- _Extracted material_
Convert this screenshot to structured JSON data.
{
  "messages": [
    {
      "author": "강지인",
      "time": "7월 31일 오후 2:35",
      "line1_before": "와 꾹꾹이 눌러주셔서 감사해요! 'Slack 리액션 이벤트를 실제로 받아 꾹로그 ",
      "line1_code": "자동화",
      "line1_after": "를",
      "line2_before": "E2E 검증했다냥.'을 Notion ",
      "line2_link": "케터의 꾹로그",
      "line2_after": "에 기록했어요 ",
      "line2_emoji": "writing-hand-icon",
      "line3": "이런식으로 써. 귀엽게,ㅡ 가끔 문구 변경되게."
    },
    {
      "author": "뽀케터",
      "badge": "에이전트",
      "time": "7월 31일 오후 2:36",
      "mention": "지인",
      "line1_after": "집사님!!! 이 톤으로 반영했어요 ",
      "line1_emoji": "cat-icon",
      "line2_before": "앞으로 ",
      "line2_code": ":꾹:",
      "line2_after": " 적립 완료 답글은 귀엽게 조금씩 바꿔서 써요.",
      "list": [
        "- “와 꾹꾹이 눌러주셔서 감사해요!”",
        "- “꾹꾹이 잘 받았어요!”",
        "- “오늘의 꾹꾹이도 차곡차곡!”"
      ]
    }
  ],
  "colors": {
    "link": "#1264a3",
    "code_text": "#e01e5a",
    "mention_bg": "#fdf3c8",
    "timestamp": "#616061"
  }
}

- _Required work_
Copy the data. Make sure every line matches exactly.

- _Answer to the exercise_
Convert this screenshot to structured JSON data.
{
  "messages": [
    {
      "author": "강지인",
      "time": "7월 31일 오후 2:35",
      "line1_before": "와 꾹꾹이 눌러주셔서 감사해요! 'Slack 리액션 이벤트를 실제로 받아 꾹로그 ",
      "line1_code": "자동화",
      "line1_after": "를",
      "line2_before": "E2E 검증했다냥.'을 Notion ",
      "line2_link": "케터의 꾹로그",
      "line2_after": "에 기록했어요 ",
      "line2_emoji": "writing-hand-icon",
      "line3": "이런식으로 써. 귀엽게,ㅡ 가끔 문구 변경되게."
    },
    {
      "author": "뽀케터",
      "badge": "에이전트",
      "time": "7월 31일 오후 2:36",
      "mention": "지인",
      "line1_after": "집사님!!! 이 톤으로 반영했어요 ",
      "line1_emoji": "cat-icon",
      "line2_before": "앞으로 ",
      "line2_code": ":꾹:",
      "line2_after": " 적립 완료 답글은 귀엽게 조금씩 바꿔서 써요.",
      "list": [
        "- “와 꾹꾹이 눌러주셔서 감사해요!”",
        "- “꾹꾹이 잘 받았어요!”",
        "- “오늘의 꾹꾹이도 차곡차곡!”"
      ]
    }
  ],
  "colors": {
    "link": "#1264a3",
    "code_text": "#e01e5a",
    "mention_bg": "#fdf3c8",
    "timestamp": "#616061"
  }
}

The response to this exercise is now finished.